You might hear it today. You might hear it Saturday night. You might hear it next week. But you will most certainly hear it.
Bears GM Jerry Angelo will smile into the cameras, nod his head, and with complete arrogance say, "See, we were right. We are better on the offensive line."
In other words, "We didn't need Olin Kreutz. And, by the way, I told you so."
Or, maybe it will be subtler, leaving you to read between the offensive lines.
You will definitely hear it by the end of the season -- from Angelo or Lovie Smith -- because it's unlikely the Bears will allow 52 sacks again. It will be nearly impossible as long as Smith and Mike Tice keep Mike Martz from throwing Jay Cutler to the Lions -- and Packers.
And, of course, anyone with a brain will know it's not proof the Bears are better off without Kreutz.
It will be proof only that Tice is very good at this, and given time to make adjustments he will again make something out of nothing, provided he can find a competent center who grasps the offense, the offense maintains some balance and Cutler doesn't have to drop back to Peoria.
While telling you how smart they were to let go of Kreutz, the Bears will also want you to forget that it wasn't their idea to get rid of Kreutz, which stands directly in the way of their logic.

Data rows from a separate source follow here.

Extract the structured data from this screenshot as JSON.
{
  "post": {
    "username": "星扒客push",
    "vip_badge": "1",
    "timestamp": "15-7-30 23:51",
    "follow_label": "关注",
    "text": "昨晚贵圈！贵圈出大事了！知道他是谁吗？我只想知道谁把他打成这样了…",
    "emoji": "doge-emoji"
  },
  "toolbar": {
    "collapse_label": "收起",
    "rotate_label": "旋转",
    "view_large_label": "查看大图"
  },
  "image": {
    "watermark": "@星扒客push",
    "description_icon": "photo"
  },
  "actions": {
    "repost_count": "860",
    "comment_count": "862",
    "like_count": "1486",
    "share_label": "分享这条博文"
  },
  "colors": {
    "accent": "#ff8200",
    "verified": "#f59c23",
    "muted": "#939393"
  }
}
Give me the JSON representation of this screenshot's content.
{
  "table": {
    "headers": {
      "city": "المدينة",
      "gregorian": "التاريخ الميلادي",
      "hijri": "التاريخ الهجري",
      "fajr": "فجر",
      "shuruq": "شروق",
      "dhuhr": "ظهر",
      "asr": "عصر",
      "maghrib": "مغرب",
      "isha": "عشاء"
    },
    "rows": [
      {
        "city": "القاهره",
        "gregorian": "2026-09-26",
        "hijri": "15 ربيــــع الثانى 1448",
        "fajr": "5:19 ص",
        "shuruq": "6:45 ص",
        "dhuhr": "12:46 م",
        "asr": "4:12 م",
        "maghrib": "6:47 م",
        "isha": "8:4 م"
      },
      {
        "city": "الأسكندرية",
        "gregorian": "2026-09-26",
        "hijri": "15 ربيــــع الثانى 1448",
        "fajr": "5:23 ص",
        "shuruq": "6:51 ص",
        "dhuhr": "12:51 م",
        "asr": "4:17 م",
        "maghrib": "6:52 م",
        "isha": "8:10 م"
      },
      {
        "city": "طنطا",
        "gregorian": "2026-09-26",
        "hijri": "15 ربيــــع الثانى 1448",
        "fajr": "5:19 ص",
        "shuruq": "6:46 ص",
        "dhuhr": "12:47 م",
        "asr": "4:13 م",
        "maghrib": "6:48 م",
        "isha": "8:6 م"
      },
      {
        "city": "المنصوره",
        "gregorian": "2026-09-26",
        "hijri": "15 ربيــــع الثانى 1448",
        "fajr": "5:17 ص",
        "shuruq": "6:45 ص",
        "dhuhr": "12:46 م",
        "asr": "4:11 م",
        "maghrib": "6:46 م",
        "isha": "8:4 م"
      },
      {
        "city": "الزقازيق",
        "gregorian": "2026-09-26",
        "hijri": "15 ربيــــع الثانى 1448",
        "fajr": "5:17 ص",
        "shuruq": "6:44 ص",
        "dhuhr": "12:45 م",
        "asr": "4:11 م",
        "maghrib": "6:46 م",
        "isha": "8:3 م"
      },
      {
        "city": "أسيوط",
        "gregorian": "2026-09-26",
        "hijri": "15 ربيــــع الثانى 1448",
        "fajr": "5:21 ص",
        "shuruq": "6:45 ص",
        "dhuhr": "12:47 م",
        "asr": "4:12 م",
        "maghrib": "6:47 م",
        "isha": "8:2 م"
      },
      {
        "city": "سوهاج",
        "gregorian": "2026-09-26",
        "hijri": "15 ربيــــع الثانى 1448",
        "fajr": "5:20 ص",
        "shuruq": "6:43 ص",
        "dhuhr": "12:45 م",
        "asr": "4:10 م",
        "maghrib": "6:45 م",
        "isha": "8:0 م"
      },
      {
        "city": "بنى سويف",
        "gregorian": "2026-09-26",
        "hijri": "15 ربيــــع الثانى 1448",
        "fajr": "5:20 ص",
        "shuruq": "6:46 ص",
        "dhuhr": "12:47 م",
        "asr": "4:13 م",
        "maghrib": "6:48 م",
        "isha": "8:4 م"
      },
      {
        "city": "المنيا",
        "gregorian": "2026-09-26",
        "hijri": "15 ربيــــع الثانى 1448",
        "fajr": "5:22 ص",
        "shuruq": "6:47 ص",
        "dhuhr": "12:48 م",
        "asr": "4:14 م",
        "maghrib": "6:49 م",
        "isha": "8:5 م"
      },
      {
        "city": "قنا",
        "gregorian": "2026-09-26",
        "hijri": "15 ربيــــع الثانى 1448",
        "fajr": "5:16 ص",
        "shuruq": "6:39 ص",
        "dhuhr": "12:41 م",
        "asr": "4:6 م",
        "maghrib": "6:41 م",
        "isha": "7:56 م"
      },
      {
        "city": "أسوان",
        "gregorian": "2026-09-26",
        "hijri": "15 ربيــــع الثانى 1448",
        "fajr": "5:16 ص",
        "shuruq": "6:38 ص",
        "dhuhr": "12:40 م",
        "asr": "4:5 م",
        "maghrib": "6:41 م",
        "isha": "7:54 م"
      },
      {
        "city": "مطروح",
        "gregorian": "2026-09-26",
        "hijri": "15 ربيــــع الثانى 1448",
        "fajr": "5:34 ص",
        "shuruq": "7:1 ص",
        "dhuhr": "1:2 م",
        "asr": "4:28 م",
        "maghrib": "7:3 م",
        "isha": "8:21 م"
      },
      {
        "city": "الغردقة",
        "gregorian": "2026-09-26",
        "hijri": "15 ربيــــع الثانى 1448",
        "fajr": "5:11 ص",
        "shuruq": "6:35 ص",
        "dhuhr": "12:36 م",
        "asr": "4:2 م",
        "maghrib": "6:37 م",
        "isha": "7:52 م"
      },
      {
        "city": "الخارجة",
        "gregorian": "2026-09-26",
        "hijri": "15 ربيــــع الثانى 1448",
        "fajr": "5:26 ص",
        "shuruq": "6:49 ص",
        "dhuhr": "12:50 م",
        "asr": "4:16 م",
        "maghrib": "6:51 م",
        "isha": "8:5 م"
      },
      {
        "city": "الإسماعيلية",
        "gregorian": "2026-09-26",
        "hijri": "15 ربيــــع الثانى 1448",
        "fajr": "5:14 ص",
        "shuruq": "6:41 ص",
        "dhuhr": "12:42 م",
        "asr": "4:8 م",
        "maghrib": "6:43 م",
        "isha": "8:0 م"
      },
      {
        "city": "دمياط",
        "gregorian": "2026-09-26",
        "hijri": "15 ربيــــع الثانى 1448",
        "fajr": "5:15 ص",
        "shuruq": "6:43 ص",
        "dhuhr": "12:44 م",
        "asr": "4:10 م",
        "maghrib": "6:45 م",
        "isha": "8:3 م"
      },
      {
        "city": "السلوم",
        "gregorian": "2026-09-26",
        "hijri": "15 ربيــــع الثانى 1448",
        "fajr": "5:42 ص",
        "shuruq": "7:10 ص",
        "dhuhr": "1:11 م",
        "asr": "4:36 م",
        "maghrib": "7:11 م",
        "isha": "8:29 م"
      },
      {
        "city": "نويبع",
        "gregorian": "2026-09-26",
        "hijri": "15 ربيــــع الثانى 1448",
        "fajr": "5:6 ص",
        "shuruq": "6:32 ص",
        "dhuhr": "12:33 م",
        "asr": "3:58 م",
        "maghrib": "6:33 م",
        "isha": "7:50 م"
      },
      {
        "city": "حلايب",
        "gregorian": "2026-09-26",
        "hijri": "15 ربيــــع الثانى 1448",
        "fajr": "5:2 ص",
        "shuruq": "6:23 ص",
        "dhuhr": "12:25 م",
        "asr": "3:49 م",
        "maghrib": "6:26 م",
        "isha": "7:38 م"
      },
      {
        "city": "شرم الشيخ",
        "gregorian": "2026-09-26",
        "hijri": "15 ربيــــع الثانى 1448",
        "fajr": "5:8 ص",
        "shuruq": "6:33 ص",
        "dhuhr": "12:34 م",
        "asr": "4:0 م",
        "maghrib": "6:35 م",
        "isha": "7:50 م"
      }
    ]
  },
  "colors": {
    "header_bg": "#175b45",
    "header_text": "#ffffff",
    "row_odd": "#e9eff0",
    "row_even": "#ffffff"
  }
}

They did offer him $4 million, which sounds like something less than an invitation to leave, but in a game of who has the bigger yardstick, neither side would budge over a half-million bucks.
Did Kreutz overplay his hand? Obviously, because he's not here any longer, but of all the times to do it Angelo picked this moment to prove he was in charge and wouldn't be pushed around, after years of paying players like Brandon Manumaleuna $6 million to do precisely nothing.
An odd choice, to be sure.
To his credit, Angelo praised Kreutz and never said publicly what he could have, which is that Kreutz is not nearly the player he was five years ago, and that Kreutz has been overrated and overappreciated for years.
Nevertheless, the Bears -- because they have not developed another center -- were in a horrible spot and should have given in, knowing they now take a terrible line and subtract the best lineman.
Angelo has every right to pay a guy what he thinks is right, but sometimes you have to overpay when you've boxed yourself into a painful corner and have no leverage, and that's exactly where the Bears were with Kreutz.
There's fault on both sides here, but the Bears had much more to lose than did Kreutz.
Ultimately, the Bears will say -- and some fans already believe this -- that Kreutz couldn't have been that good if the Bears' offensive line was that bad in 2010.
This is the same brilliant reasoning that leads one to say Tice can't be that smart if the line was historically bad.
And these arguments are similarly idiotic.
If Tice hadn't made constant adjustments, and Kreutz hadn't managed to help some of his mates get their assignments occasionally correct, the line would have been even worse.
You got that. Without the genius of Tice and the glue of Kreutz, it would have been even worse.
Yeah, that's right, Cutler would have had oatmeal on the brain -- and for breakfast through a straw.
Thing is, the Bears' version of history, not to mention reality, is so often revised as to induce hallucinations, so prepare yourself for some classic Bearspeak.
You will hear it. You might even hear it by halftime Saturday, so if such duplicity makes you queasy, consider going light for dinner.
•Listen to Barry Rozner from 9 a.m. to noon Sundays on the Score's "Hit and Run" show at WSCR 670-AM. Follow him @BarryRozner on Twitter.